:: What to do ::
Print the records below exactly, and do not carry over any picture.

(Stored data entries)
════

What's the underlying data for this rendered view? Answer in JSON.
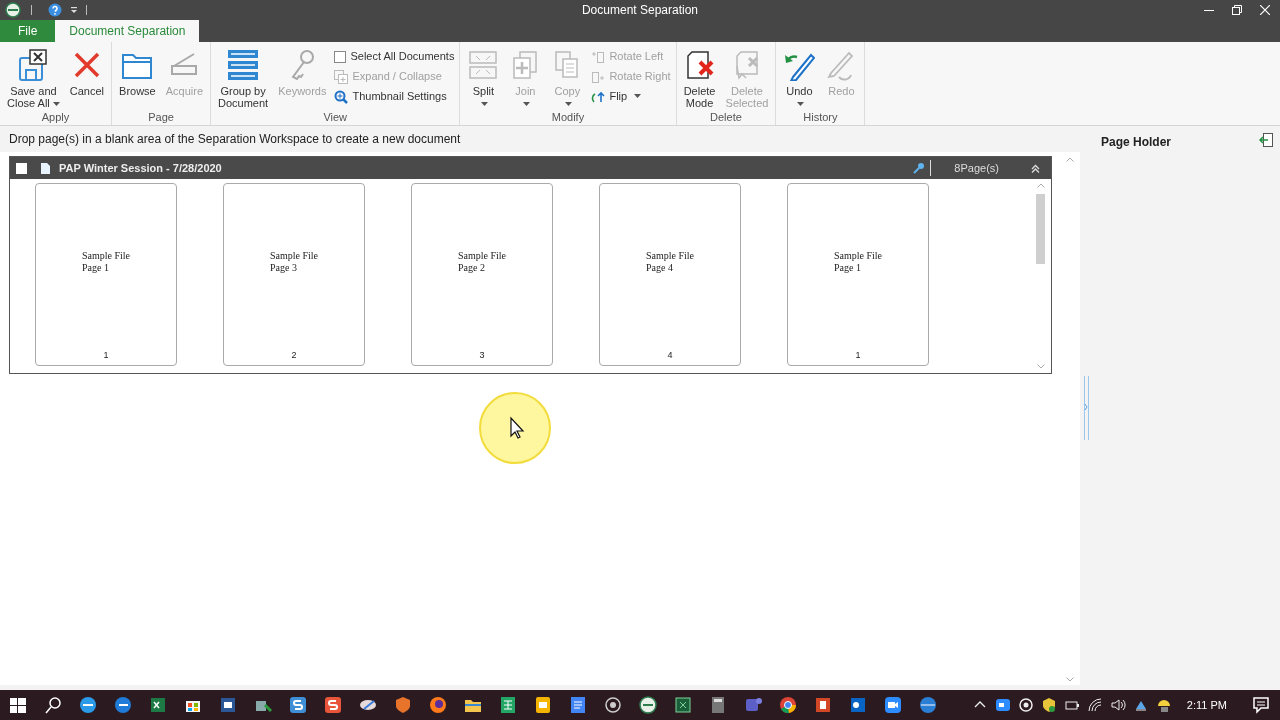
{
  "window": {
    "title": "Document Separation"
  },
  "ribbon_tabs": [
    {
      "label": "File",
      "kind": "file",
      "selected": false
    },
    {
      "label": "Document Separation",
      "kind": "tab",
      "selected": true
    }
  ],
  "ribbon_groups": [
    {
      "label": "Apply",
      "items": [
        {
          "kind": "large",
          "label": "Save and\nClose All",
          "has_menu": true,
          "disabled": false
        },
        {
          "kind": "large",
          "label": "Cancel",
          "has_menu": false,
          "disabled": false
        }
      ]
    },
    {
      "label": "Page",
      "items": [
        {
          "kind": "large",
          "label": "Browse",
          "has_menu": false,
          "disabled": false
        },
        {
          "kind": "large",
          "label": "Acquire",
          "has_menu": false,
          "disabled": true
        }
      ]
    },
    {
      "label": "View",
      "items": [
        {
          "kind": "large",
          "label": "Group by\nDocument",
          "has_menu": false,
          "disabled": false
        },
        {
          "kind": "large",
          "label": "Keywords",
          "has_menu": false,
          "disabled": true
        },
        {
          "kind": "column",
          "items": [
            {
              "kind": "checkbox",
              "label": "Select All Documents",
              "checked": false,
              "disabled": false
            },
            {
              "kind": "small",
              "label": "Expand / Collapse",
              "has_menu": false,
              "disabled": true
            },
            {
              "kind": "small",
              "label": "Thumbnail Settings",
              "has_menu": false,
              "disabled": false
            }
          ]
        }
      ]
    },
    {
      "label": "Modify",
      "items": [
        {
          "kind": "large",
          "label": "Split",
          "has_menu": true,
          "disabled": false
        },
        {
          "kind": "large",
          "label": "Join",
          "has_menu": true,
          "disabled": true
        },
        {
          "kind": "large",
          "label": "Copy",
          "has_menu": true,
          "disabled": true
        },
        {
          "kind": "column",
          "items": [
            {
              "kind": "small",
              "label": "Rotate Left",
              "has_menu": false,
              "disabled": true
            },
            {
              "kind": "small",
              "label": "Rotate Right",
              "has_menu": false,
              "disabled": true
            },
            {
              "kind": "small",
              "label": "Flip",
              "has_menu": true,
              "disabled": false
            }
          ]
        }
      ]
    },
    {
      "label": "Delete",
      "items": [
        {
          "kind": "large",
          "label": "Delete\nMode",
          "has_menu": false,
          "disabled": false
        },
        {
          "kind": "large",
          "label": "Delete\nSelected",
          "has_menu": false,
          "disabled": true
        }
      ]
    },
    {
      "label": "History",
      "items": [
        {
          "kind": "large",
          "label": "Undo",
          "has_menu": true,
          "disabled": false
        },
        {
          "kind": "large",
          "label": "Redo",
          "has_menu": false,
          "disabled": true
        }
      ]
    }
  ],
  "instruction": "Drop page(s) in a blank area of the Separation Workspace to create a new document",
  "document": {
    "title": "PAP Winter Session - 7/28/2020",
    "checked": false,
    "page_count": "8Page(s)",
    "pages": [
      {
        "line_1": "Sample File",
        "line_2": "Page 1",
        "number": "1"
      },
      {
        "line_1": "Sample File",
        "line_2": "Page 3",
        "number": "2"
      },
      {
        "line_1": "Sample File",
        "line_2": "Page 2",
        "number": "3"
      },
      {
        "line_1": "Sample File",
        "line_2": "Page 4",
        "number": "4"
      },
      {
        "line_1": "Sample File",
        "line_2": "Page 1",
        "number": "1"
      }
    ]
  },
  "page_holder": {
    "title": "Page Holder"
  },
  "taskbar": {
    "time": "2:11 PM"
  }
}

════

:: Written answer ::
What's the underlying data for this rendered view? Answer in JSON.
{
  "window": {
    "title": "Document Separation"
  },
  "ribbon_tabs": [
    {
      "label": "File",
      "kind": "file",
      "selected": false
    },
    {
      "label": "Document Separation",
      "kind": "tab",
      "selected": true
    }
  ],
  "ribbon_groups": [
    {
      "label": "Apply",
      "items": [
        {
          "kind": "large",
          "label": "Save and\nClose All",
          "has_menu": true,
          "disabled": false
        },
        {
          "kind": "large",
          "label": "Cancel",
          "has_menu": false,
          "disabled": false
        }
      ]
    },
    {
      "label": "Page",
      "items": [
        {
          "kind": "large",
          "label": "Browse",
          "has_menu": false,
          "disabled": false
        },
        {
          "kind": "large",
          "label": "Acquire",
          "has_menu": false,
          "disabled": true
        }
      ]
    },
    {
      "label": "View",
      "items": [
        {
          "kind": "large",
          "label": "Group by\nDocument",
          "has_menu": false,
          "disabled": false
        },
        {
          "kind": "large",
          "label": "Keywords",
          "has_menu": false,
          "disabled": true
        },
        {
          "kind": "column",
          "items": [
            {
              "kind": "checkbox",
              "label": "Select All Documents",
              "checked": false,
              "disabled": false
            },
            {
              "kind": "small",
              "label": "Expand / Collapse",
              "has_menu": false,
              "disabled": true
            },
            {
              "kind": "small",
              "label": "Thumbnail Settings",
              "has_menu": false,
              "disabled": false
            }
          ]
        }
      ]
    },
    {
      "label": "Modify",
      "items": [
        {
          "kind": "large",
          "label": "Split",
          "has_menu": true,
          "disabled": false
        },
        {
          "kind": "large",
          "label": "Join",
          "has_menu": true,
          "disabled": true
        },
        {
          "kind": "large",
          "label": "Copy",
          "has_menu": true,
          "disabled": true
        },
        {
          "kind": "column",
          "items": [
            {
              "kind": "small",
              "label": "Rotate Left",
              "has_menu": false,
              "disabled": true
            },
            {
              "kind": "small",
              "label": "Rotate Right",
              "has_menu": false,
              "disabled": true
            },
            {
              "kind": "small",
              "label": "Flip",
              "has_menu": true,
              "disabled": false
            }
          ]
        }
      ]
    },
    {
      "label": "Delete",
      "items": [
        {
          "kind": "large",
          "label": "Delete\nMode",
          "has_menu": false,
          "disabled": false
        },
        {
          "kind": "large",
          "label": "Delete\nSelected",
          "has_menu": false,
          "disabled": true
        }
      ]
    },
    {
      "label": "History",
      "items": [
        {
          "kind": "large",
          "label": "Undo",
          "has_menu": true,
          "disabled": false
        },
        {
          "kind": "large",
          "label": "Redo",
          "has_menu": false,
          "disabled": true
        }
      ]
    }
  ],
  "instruction": "Drop page(s) in a blank area of the Separation Workspace to create a new document",
  "document": {
    "title": "PAP Winter Session - 7/28/2020",
    "checked": false,
    "page_count": "8Page(s)",
    "pages": [
      {
        "line_1": "Sample File",
        "line_2": "Page 1",
        "number": "1"
      },
      {
        "line_1": "Sample File",
        "line_2": "Page 3",
        "number": "2"
      },
      {
        "line_1": "Sample File",
        "line_2": "Page 2",
        "number": "3"
      },
      {
        "line_1": "Sample File",
        "line_2": "Page 4",
        "number": "4"
      },
      {
        "line_1": "Sample File",
        "line_2": "Page 1",
        "number": "1"
      }
    ]
  },
  "page_holder": {
    "title": "Page Holder"
  },
  "taskbar": {
    "time": "2:11 PM"
  }
}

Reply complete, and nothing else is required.